So we don’t know and the bottom line is is that neuroscience is going to have a lot of difficulty ultimately being able to isolate exactly where these experiences are and how drugs or whatever it is that a person is using or doing to induce some kind of experience how that really is having an effect and where those experiences truly come from.
Enlightenment is a traditionally mystical and slippery concept, but when it is subjected to the rigors of empirical analysis, there is a lot to be learned about our brains and ourselves. Dr. Andrew Newberg, who has put enlightenment through a battery of scientific tests, says there are actually two kinds of enlightenment: lowercase-e enlightenment, which changes our opinions about the world, and Enlightenment, which changes our essence, i.e. how we think of life, death, God, etc.
Capital-e Enlightenment is notable because of how people report the experience anecdotally and how it changes the brain. Whatever sensation accompanies the experience of Enlightenment — whether light, or music, or color — it tends to be the most intense experience a person has had with that element.
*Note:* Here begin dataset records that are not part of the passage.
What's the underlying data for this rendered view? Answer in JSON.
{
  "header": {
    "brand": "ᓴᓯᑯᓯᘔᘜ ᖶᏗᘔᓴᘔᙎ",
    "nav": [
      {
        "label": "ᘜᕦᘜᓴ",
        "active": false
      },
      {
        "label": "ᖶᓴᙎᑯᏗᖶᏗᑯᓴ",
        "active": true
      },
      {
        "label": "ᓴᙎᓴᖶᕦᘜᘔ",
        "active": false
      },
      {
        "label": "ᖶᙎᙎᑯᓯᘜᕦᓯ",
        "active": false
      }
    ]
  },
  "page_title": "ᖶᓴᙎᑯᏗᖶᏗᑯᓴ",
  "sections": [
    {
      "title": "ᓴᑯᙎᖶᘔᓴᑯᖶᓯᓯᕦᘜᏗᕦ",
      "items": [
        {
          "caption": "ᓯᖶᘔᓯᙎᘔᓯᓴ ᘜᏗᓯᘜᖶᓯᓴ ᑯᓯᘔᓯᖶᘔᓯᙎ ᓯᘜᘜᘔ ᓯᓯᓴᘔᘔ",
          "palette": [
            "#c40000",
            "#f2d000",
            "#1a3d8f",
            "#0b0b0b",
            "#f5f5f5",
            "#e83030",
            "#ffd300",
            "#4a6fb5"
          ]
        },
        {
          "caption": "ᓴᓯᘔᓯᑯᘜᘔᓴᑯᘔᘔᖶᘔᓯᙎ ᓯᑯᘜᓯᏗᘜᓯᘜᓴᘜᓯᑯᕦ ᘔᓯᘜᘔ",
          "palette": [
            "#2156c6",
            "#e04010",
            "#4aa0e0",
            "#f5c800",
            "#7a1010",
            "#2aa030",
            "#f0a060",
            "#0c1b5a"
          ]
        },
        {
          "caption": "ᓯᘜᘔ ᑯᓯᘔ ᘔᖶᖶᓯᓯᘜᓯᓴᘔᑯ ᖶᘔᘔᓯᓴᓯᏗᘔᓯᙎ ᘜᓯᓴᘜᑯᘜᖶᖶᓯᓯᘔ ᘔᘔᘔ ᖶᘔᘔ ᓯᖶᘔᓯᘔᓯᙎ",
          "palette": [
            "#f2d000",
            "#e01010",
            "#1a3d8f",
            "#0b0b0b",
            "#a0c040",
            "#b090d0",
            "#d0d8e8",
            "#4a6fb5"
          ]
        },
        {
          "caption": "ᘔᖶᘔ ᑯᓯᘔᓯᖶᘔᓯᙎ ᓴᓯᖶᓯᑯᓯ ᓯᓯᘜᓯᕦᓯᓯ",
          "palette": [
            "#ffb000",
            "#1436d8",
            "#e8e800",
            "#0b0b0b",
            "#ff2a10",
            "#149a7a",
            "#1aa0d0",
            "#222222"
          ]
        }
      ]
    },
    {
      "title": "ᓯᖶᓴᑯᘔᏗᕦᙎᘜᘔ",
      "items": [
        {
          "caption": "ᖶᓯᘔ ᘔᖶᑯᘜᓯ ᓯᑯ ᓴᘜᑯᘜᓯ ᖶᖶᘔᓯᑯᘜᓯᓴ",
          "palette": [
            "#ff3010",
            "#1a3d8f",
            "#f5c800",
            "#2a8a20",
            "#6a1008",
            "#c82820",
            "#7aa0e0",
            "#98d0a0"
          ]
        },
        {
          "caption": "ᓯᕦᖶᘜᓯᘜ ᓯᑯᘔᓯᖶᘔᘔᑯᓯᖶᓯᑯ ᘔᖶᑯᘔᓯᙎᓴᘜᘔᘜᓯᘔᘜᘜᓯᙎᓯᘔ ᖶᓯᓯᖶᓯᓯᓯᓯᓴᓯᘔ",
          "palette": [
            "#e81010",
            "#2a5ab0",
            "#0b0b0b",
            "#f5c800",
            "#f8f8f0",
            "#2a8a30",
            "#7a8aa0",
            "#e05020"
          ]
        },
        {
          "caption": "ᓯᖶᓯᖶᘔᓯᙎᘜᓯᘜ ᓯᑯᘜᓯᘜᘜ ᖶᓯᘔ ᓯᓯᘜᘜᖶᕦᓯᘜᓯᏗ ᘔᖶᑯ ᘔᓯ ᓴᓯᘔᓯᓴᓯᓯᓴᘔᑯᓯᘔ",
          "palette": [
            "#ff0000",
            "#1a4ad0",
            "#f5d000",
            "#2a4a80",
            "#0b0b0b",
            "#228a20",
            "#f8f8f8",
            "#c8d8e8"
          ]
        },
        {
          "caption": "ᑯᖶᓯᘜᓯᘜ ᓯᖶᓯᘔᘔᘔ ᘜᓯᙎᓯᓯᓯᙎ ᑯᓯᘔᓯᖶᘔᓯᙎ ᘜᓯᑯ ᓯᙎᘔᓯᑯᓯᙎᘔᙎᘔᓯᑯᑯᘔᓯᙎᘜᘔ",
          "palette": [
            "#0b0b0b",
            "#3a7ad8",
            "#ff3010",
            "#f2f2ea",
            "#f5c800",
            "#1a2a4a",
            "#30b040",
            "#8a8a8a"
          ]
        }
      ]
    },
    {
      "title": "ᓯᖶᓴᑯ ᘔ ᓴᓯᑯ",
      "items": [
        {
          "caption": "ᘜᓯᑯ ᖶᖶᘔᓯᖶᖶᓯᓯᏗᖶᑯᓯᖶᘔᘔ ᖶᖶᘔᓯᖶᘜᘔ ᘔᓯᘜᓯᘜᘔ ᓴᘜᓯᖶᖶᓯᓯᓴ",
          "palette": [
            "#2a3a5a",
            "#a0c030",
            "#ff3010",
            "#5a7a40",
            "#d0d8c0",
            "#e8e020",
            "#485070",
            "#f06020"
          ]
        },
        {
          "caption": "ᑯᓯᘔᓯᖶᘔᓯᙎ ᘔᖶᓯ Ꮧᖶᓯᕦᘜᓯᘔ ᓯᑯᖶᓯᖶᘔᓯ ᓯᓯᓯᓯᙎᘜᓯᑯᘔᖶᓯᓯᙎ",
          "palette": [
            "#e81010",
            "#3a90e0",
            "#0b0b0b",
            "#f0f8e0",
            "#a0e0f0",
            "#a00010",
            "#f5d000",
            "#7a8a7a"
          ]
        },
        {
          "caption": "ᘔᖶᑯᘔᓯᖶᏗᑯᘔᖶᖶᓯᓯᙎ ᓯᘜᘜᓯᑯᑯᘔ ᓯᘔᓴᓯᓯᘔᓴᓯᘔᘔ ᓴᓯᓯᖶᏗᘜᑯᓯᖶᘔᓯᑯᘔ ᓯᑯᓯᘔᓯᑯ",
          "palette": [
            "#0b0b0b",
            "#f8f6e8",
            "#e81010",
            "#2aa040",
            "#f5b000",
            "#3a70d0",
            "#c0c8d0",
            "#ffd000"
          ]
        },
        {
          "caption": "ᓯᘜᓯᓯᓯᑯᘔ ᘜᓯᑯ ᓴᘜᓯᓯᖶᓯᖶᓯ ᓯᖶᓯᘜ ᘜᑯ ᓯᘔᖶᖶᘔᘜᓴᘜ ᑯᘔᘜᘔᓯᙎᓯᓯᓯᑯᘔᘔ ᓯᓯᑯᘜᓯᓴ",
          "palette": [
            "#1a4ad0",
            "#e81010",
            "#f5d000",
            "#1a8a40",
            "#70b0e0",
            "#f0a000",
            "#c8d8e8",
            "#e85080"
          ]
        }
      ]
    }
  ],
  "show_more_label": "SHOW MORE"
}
And this intensity is reflected in the brain's limbic system, which processes emotion, and its parietal lobe, which organizes our sensory information to create sensations of time, space, and self.
When people experience Enlightenment, they frequently report losing their sense of self, and scientific analysis confirms that brain activity is a driving cause of this sensation. And while Enlightenment is typically associated with religious individuals like Mother Teresa or the Buddha, people from all walks of life experience essence-changing events — sometimes just walking down the street, says Newberg.
What's more, these experiences can be purposefully induced through the use of pharmacological substances like LSD or hallucinogenic mushrooms. And while these experiences may seem aberrant from so-called real life, Dr. Newberg argues that we come hard-wired ready to have them. Perhaps Enlightenment experiences are like a pair of glasses, he says: we are born into the world with bad vision until we experience corrective lenses. Whether these lenses are applied to our eyes or to our brains may matter little in an epistemological sense.
What makes an excellent educator?
- When it comes to educating, says Dr. Elizabeth Alexander, a brave failure is preferable to timid success.
- Fostering an environment where one isn't afraid to fail is tantamount to learning.
- Human beings are complicated and flawed. Working with those complications and flaws leads to true knowledge.
"It's about having employees that are empowered."
Denmark may be the birthplace of the Lego tower, but its workplace hierarchy is the flattest in the world.
According to the World Economic Forum's Global Competitiveness Report 2018, the nation tops an index measuring "willingness to delegate authority" at work, beating 139 other countries.
We all know sleeping with your ex is a bad idea, or is it?
- In the first study of its kind, researchers have found sex with an ex didn't prevent people from getting over their relationship.
- Instead of feeling worse about their breakup after a hookup, the new singles who attempted sexual contact with their ex reported feeling better afterwards.
- The findings suggest that not every piece of relationship advice is to be taken at face value.
SMARTER FASTER trademarks owned by The Big Think, Inc. All rights reserved.